YOUR INSTRUCTIONS: Retype the records that follow, every line exactly as written.

Source data:
========

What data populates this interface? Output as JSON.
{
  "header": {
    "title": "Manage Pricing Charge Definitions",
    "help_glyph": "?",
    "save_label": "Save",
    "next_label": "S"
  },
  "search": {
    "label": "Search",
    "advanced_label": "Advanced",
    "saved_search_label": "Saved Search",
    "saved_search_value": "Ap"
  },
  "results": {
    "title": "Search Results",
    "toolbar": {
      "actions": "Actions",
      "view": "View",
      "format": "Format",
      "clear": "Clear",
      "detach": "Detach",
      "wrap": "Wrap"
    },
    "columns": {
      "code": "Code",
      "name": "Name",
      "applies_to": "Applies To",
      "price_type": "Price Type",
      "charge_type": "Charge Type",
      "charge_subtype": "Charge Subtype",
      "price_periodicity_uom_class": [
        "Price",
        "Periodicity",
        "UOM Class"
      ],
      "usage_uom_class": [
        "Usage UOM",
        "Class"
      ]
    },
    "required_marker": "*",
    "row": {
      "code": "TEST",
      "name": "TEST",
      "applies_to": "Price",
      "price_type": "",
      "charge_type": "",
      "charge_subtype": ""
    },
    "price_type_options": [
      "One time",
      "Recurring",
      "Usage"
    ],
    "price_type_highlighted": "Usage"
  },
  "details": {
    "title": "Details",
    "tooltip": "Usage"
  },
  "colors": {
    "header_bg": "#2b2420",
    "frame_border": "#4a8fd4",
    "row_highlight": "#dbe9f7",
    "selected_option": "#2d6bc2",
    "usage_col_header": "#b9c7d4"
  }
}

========

RESPONSE TO THIS EXERCISE:
What data populates this interface? Output as JSON.
{
  "header": {
    "title": "Manage Pricing Charge Definitions",
    "help_glyph": "?",
    "save_label": "Save",
    "next_label": "S"
  },
  "search": {
    "label": "Search",
    "advanced_label": "Advanced",
    "saved_search_label": "Saved Search",
    "saved_search_value": "Ap"
  },
  "results": {
    "title": "Search Results",
    "toolbar": {
      "actions": "Actions",
      "view": "View",
      "format": "Format",
      "clear": "Clear",
      "detach": "Detach",
      "wrap": "Wrap"
    },
    "columns": {
      "code": "Code",
      "name": "Name",
      "applies_to": "Applies To",
      "price_type": "Price Type",
      "charge_type": "Charge Type",
      "charge_subtype": "Charge Subtype",
      "price_periodicity_uom_class": [
        "Price",
        "Periodicity",
        "UOM Class"
      ],
      "usage_uom_class": [
        "Usage UOM",
        "Class"
      ]
    },
    "required_marker": "*",
    "row": {
      "code": "TEST",
      "name": "TEST",
      "applies_to": "Price",
      "price_type": "",
      "charge_type": "",
      "charge_subtype": ""
    },
    "price_type_options": [
      "One time",
      "Recurring",
      "Usage"
    ],
    "price_type_highlighted": "Usage"
  },
  "details": {
    "title": "Details",
    "tooltip": "Usage"
  },
  "colors": {
    "header_bg": "#2b2420",
    "frame_border": "#4a8fd4",
    "row_highlight": "#dbe9f7",
    "selected_option": "#2d6bc2",
    "usage_col_header": "#b9c7d4"
  }
}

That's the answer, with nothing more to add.